British Sports in Imperial Russia
Anthony Cross describes the introduction of British games to Russia.
It is in the nature of a truism that, wherever the British go, we take our games with us, to say nothing of our prejudices, our literature, our language, and other baggage. It was not so much the burden of Empire as burdening the empire, and we were not particularly put out if the empire in question happened to be someone else’s. The Russian empire might not appear at first glance the most propitious arena in which to display and promote our sporting interests, but that would be to underestimate British adaptability as well as to be ignorant of what might be termed ‘facilitating moments’ in the 450 years of Brito-Russian relations.
Nevertheless, for the first two centuries or so of that intercourse the British had little time or opportunity to indulge their sporting instincts, although the poet George Turbervile, visiting Russia in 1568-69, saw fit to inform his friend Parker, ‘Because thou lovest to play’, that:
The common game is chess: almost the simplest will
Both give a check and eke a mate; by practice comes their skill.

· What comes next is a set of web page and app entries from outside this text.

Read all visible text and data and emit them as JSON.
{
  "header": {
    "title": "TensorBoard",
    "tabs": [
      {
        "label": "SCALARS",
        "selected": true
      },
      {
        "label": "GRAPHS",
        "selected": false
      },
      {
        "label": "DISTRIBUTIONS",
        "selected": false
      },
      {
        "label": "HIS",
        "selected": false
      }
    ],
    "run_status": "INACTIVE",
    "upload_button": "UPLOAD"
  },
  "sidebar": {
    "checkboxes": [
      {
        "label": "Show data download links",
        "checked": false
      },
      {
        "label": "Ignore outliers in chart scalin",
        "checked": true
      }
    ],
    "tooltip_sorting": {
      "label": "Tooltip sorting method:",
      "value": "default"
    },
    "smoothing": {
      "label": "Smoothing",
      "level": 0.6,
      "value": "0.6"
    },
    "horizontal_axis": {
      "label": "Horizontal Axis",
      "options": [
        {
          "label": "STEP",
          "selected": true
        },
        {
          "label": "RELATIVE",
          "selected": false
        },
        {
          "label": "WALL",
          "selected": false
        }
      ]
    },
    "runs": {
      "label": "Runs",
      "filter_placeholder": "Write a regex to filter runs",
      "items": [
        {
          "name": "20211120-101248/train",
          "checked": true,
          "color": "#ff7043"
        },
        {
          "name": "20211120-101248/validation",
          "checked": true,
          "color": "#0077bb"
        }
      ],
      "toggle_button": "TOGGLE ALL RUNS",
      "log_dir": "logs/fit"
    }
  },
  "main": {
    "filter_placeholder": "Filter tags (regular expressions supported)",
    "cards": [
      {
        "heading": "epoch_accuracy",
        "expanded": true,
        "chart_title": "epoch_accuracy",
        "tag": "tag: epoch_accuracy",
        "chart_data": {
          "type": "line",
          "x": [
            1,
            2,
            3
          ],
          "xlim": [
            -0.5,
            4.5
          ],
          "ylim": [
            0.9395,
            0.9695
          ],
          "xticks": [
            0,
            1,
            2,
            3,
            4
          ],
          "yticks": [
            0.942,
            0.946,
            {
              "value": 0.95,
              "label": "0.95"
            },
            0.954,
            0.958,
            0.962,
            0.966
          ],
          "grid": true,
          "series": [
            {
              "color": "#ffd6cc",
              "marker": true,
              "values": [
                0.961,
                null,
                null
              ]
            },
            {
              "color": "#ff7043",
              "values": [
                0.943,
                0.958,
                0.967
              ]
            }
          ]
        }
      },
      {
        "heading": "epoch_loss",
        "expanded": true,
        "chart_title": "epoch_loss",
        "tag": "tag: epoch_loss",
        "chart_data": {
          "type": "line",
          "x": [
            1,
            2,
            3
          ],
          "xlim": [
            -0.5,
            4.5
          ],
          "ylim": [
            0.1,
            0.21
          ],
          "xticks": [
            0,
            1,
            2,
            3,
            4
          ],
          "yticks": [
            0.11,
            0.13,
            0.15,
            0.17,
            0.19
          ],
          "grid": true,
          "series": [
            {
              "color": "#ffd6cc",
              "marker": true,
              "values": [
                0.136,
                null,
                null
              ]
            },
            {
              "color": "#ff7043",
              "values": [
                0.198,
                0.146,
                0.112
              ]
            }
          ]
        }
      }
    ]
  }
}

Again they dice as fast: the poorest rogues of all
Will sit them down in open field and there to gaming fall.